What the exercise asks: Although the entries contain pictures, only their text goes into the copy, set down exactly.
--- Provided data Enclosed Below ---
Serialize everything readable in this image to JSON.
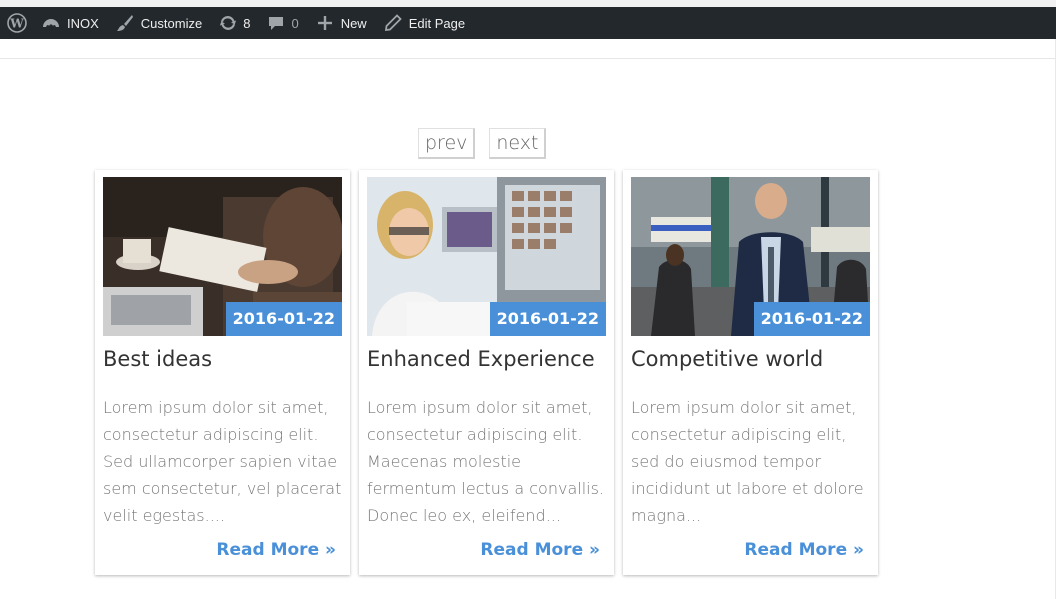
{
  "admin_bar": {
    "site_name": "INOX",
    "customize": "Customize",
    "updates_count": "8",
    "comments_count": "0",
    "new_label": "New",
    "edit_label": "Edit Page"
  },
  "pager": {
    "prev": "prev",
    "next": "next"
  },
  "colors": {
    "accent": "#4a90d9",
    "admin_bg": "#23282d"
  },
  "posts": [
    {
      "date": "2016-01-22",
      "title": "Best ideas",
      "excerpt": [
        "Lorem ipsum dolor sit amet,",
        "consectetur adipiscing elit.",
        "Sed ullamcorper sapien vitae",
        "sem consectetur, vel placerat",
        "velit egestas...."
      ],
      "read_more": "Read More »"
    },
    {
      "date": "2016-01-22",
      "title": "Enhanced Experience",
      "excerpt": [
        "Lorem ipsum dolor sit amet,",
        "consectetur adipiscing elit.",
        "Maecenas molestie",
        "fermentum lectus a convallis.",
        "Donec leo ex, eleifend..."
      ],
      "read_more": "Read More »"
    },
    {
      "date": "2016-01-22",
      "title": "Competitive world",
      "excerpt": [
        "Lorem ipsum dolor sit amet,",
        "consectetur adipiscing elit,",
        "sed do eiusmod tempor",
        "incididunt ut labore et dolore",
        "magna..."
      ],
      "read_more": "Read More »"
    }
  ]
}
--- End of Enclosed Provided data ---
Response area:
Serialize everything readable in this image to JSON.
{
  "admin_bar": {
    "site_name": "INOX",
    "customize": "Customize",
    "updates_count": "8",
    "comments_count": "0",
    "new_label": "New",
    "edit_label": "Edit Page"
  },
  "pager": {
    "prev": "prev",
    "next": "next"
  },
  "colors": {
    "accent": "#4a90d9",
    "admin_bg": "#23282d"
  },
  "posts": [
    {
      "date": "2016-01-22",
      "title": "Best ideas",
      "excerpt": [
        "Lorem ipsum dolor sit amet,",
        "consectetur adipiscing elit.",
        "Sed ullamcorper sapien vitae",
        "sem consectetur, vel placerat",
        "velit egestas...."
      ],
      "read_more": "Read More »"
    },
    {
      "date": "2016-01-22",
      "title": "Enhanced Experience",
      "excerpt": [
        "Lorem ipsum dolor sit amet,",
        "consectetur adipiscing elit.",
        "Maecenas molestie",
        "fermentum lectus a convallis.",
        "Donec leo ex, eleifend..."
      ],
      "read_more": "Read More »"
    },
    {
      "date": "2016-01-22",
      "title": "Competitive world",
      "excerpt": [
        "Lorem ipsum dolor sit amet,",
        "consectetur adipiscing elit,",
        "sed do eiusmod tempor",
        "incididunt ut labore et dolore",
        "magna..."
      ],
      "read_more": "Read More »"
    }
  ]
}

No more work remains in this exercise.